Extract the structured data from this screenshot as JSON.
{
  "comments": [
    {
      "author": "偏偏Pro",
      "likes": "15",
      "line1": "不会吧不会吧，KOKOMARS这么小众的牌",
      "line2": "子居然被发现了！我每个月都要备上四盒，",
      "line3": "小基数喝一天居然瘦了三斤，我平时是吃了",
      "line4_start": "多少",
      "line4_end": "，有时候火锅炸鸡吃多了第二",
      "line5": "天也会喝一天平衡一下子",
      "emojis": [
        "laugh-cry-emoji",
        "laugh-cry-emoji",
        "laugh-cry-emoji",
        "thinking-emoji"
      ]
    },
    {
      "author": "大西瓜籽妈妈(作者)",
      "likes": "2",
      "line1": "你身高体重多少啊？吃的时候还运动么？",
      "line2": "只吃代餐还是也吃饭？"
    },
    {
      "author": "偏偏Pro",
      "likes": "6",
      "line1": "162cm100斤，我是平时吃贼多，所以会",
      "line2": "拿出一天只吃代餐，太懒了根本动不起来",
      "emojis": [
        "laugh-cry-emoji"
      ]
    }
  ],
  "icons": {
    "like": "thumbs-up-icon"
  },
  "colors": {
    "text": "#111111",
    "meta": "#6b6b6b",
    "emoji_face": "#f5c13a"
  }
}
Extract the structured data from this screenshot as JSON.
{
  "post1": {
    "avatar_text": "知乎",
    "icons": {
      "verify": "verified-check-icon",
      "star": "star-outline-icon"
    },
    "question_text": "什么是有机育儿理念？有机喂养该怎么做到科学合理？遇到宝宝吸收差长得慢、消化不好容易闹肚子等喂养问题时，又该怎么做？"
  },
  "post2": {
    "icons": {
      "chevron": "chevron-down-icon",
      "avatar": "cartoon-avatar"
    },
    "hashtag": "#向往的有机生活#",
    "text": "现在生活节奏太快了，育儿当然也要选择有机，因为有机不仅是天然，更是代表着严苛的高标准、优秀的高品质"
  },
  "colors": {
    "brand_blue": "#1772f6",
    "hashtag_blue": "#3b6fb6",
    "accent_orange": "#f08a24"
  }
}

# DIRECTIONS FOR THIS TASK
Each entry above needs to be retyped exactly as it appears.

# TASK SOLUTION
Extract the structured data from this screenshot as JSON.
{
  "comments": [
    {
      "author": "偏偏Pro",
      "likes": "15",
      "line1": "不会吧不会吧，KOKOMARS这么小众的牌",
      "line2": "子居然被发现了！我每个月都要备上四盒，",
      "line3": "小基数喝一天居然瘦了三斤，我平时是吃了",
      "line4_start": "多少",
      "line4_end": "，有时候火锅炸鸡吃多了第二",
      "line5": "天也会喝一天平衡一下子",
      "emojis": [
        "laugh-cry-emoji",
        "laugh-cry-emoji",
        "laugh-cry-emoji",
        "thinking-emoji"
      ]
    },
    {
      "author": "大西瓜籽妈妈(作者)",
      "likes": "2",
      "line1": "你身高体重多少啊？吃的时候还运动么？",
      "line2": "只吃代餐还是也吃饭？"
    },
    {
      "author": "偏偏Pro",
      "likes": "6",
      "line1": "162cm100斤，我是平时吃贼多，所以会",
      "line2": "拿出一天只吃代餐，太懒了根本动不起来",
      "emojis": [
        "laugh-cry-emoji"
      ]
    }
  ],
  "icons": {
    "like": "thumbs-up-icon"
  },
  "colors": {
    "text": "#111111",
    "meta": "#6b6b6b",
    "emoji_face": "#f5c13a"
  }
}
Extract the structured data from this screenshot as JSON.
{
  "post1": {
    "avatar_text": "知乎",
    "icons": {
      "verify": "verified-check-icon",
      "star": "star-outline-icon"
    },
    "question_text": "什么是有机育儿理念？有机喂养该怎么做到科学合理？遇到宝宝吸收差长得慢、消化不好容易闹肚子等喂养问题时，又该怎么做？"
  },
  "post2": {
    "icons": {
      "chevron": "chevron-down-icon",
      "avatar": "cartoon-avatar"
    },
    "hashtag": "#向往的有机生活#",
    "text": "现在生活节奏太快了，育儿当然也要选择有机，因为有机不仅是天然，更是代表着严苛的高标准、优秀的高品质"
  },
  "colors": {
    "brand_blue": "#1772f6",
    "hashtag_blue": "#3b6fb6",
    "accent_orange": "#f08a24"
  }
}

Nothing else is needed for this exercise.